GOAL OF THE EXERCISE: The data below should be duplicated in full, unchanged.

[Website and app data records]
=-=-=

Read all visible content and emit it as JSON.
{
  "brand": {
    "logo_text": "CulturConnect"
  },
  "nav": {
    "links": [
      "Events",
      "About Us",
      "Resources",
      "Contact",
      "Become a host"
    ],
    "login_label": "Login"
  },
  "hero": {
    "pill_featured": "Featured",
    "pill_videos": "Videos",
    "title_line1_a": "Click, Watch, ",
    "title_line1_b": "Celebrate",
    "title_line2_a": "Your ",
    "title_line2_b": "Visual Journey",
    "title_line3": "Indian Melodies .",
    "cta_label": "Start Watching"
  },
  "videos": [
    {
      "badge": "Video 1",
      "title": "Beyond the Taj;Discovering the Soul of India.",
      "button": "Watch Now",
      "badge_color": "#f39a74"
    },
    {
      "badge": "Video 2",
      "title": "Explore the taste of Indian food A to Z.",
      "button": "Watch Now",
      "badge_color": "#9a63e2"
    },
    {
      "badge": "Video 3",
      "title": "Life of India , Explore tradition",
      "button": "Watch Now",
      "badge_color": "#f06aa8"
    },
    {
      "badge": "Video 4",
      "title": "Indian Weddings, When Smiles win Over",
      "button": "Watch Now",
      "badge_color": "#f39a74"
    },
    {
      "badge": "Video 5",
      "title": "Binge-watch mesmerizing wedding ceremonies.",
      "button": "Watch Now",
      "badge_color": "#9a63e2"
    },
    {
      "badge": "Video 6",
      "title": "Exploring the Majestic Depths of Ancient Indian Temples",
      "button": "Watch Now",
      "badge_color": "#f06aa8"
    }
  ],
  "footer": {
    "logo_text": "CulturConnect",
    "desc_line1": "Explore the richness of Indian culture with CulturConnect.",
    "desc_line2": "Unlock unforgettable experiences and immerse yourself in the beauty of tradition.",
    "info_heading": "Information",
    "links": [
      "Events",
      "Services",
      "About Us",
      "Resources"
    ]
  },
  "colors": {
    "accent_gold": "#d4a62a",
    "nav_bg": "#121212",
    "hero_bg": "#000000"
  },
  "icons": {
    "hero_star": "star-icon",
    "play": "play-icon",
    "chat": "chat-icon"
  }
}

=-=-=

THE ANSWER:
Read all visible content and emit it as JSON.
{
  "brand": {
    "logo_text": "CulturConnect"
  },
  "nav": {
    "links": [
      "Events",
      "About Us",
      "Resources",
      "Contact",
      "Become a host"
    ],
    "login_label": "Login"
  },
  "hero": {
    "pill_featured": "Featured",
    "pill_videos": "Videos",
    "title_line1_a": "Click, Watch, ",
    "title_line1_b": "Celebrate",
    "title_line2_a": "Your ",
    "title_line2_b": "Visual Journey",
    "title_line3": "Indian Melodies .",
    "cta_label": "Start Watching"
  },
  "videos": [
    {
      "badge": "Video 1",
      "title": "Beyond the Taj;Discovering the Soul of India.",
      "button": "Watch Now",
      "badge_color": "#f39a74"
    },
    {
      "badge": "Video 2",
      "title": "Explore the taste of Indian food A to Z.",
      "button": "Watch Now",
      "badge_color": "#9a63e2"
    },
    {
      "badge": "Video 3",
      "title": "Life of India , Explore tradition",
      "button": "Watch Now",
      "badge_color": "#f06aa8"
    },
    {
      "badge": "Video 4",
      "title": "Indian Weddings, When Smiles win Over",
      "button": "Watch Now",
      "badge_color": "#f39a74"
    },
    {
      "badge": "Video 5",
      "title": "Binge-watch mesmerizing wedding ceremonies.",
      "button": "Watch Now",
      "badge_color": "#9a63e2"
    },
    {
      "badge": "Video 6",
      "title": "Exploring the Majestic Depths of Ancient Indian Temples",
      "button": "Watch Now",
      "badge_color": "#f06aa8"
    }
  ],
  "footer": {
    "logo_text": "CulturConnect",
    "desc_line1": "Explore the richness of Indian culture with CulturConnect.",
    "desc_line2": "Unlock unforgettable experiences and immerse yourself in the beauty of tradition.",
    "info_heading": "Information",
    "links": [
      "Events",
      "Services",
      "About Us",
      "Resources"
    ]
  },
  "colors": {
    "accent_gold": "#d4a62a",
    "nav_bg": "#121212",
    "hero_bg": "#000000"
  },
  "icons": {
    "hero_star": "star-icon",
    "play": "play-icon",
    "chat": "chat-icon"
  }
}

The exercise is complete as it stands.